● **WORK REQUIRED**: Filter the entries below down to the lines that hold "false".

● **DATA RECORDS**:

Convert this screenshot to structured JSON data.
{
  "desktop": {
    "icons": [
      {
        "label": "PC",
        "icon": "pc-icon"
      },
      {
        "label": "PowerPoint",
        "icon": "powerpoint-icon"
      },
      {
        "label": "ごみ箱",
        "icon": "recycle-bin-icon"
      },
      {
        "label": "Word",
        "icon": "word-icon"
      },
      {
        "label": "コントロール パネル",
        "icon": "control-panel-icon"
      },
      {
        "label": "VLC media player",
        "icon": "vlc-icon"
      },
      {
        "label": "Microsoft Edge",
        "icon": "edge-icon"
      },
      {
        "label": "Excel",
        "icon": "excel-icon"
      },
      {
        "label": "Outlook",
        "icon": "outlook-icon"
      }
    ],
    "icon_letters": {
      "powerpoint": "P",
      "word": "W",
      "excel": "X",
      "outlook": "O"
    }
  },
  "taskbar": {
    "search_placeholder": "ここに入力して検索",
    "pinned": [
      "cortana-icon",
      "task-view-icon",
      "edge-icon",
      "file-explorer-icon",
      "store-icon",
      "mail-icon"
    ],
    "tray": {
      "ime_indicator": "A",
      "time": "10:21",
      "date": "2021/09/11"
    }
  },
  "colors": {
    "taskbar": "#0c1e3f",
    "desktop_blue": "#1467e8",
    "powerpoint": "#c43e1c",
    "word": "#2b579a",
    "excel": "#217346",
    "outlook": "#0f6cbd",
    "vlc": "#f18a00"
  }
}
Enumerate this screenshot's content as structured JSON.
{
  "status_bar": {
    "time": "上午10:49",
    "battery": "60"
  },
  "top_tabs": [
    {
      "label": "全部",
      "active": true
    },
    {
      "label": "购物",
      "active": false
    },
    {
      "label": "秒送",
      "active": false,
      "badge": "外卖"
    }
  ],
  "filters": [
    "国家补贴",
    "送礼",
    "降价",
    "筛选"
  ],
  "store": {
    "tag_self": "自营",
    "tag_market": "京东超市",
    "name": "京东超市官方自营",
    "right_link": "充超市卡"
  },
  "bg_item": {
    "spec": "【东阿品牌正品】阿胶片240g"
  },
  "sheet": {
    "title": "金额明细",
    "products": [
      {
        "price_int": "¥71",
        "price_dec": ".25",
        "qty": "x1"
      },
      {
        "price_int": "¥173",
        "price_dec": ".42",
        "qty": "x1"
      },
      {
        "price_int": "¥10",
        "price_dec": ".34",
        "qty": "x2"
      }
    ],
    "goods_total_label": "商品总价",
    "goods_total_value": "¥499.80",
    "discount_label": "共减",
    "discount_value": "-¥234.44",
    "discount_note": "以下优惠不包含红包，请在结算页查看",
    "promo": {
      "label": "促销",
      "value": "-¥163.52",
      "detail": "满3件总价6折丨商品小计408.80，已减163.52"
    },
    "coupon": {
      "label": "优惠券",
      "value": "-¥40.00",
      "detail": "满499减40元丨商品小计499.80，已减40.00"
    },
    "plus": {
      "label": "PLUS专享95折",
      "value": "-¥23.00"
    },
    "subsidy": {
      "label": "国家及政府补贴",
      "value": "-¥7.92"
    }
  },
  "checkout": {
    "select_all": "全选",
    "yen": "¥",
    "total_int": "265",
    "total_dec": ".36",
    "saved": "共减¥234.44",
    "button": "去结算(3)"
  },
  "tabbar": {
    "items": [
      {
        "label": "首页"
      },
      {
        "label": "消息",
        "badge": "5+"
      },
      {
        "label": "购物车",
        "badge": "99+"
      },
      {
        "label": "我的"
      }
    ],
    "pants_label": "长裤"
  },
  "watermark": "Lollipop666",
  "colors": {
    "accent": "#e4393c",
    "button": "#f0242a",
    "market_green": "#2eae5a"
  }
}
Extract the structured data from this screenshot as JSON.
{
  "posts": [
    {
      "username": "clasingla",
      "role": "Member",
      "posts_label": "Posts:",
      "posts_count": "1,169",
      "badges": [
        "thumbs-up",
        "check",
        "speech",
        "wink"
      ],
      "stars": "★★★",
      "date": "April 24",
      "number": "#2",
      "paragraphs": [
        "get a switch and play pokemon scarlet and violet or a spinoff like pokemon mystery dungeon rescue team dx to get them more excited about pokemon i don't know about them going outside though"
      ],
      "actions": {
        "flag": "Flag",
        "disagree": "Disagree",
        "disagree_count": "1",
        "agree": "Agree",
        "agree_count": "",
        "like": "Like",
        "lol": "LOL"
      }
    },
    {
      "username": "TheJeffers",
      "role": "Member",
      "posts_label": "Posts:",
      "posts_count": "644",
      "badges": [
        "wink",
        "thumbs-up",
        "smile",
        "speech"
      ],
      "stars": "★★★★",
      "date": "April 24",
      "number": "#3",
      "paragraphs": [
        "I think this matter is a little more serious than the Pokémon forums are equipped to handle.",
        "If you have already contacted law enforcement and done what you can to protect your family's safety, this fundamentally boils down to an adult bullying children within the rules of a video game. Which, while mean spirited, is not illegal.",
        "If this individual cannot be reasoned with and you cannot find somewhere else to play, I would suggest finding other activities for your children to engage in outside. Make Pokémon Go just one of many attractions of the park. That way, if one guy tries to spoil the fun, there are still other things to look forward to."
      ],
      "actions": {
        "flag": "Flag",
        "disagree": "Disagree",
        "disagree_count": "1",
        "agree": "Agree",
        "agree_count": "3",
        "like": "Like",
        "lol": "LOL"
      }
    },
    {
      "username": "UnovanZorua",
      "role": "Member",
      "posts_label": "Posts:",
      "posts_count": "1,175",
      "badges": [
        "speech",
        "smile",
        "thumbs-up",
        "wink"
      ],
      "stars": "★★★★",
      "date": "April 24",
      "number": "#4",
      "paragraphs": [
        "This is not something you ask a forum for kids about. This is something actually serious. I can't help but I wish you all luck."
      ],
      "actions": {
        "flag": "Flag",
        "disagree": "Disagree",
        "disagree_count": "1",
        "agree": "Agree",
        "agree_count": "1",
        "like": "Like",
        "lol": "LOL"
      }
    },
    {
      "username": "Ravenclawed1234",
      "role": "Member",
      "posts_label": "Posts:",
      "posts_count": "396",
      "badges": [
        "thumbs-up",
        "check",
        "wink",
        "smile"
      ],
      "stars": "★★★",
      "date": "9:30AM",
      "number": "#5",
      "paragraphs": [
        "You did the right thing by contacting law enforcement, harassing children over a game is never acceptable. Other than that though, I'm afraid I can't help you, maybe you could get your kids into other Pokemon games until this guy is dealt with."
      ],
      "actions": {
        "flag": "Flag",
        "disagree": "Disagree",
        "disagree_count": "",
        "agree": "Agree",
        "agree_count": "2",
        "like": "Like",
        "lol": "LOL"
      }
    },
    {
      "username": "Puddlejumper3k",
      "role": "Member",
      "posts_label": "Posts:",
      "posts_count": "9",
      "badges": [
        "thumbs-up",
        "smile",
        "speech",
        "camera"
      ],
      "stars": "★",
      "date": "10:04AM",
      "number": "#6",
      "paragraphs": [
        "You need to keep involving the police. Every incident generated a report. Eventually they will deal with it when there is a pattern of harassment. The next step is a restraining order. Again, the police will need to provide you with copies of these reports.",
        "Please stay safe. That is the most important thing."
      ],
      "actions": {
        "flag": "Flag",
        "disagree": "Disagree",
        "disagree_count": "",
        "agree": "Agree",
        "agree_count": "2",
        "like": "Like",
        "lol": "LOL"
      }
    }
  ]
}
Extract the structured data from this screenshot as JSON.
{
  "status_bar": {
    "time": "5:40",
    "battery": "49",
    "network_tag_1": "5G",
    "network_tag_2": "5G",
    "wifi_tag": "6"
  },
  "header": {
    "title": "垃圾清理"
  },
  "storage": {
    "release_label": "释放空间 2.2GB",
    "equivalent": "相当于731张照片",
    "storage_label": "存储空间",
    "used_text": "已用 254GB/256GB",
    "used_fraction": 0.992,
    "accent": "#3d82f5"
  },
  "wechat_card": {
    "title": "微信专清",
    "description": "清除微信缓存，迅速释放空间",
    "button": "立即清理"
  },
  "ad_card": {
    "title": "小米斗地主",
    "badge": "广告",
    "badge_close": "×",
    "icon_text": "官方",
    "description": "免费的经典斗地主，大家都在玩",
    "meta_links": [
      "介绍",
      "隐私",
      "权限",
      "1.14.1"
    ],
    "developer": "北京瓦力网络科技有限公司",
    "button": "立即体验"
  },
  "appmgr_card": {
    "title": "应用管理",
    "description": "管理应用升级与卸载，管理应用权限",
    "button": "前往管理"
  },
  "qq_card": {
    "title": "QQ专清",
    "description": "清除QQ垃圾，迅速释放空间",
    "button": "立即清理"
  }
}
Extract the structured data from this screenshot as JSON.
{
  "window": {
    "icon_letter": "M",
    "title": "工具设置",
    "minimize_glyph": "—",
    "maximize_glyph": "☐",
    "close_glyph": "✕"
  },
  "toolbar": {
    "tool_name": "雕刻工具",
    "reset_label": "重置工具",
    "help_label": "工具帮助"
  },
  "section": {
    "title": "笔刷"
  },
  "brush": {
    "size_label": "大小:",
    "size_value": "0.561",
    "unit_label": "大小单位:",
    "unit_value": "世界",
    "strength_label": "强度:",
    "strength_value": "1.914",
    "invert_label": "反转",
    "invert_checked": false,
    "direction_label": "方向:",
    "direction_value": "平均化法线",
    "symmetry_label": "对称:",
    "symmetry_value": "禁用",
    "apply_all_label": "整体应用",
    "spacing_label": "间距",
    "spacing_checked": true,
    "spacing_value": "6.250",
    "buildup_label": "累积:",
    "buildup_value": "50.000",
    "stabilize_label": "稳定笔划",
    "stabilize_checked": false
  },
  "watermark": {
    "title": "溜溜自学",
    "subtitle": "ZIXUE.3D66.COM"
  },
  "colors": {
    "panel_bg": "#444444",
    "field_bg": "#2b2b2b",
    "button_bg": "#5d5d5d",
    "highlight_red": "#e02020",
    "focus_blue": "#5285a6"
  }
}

● **EXERCISE ANSWER**:
      "active": false
      "active": false,
    "invert_checked": false,
    "stabilize_checked": false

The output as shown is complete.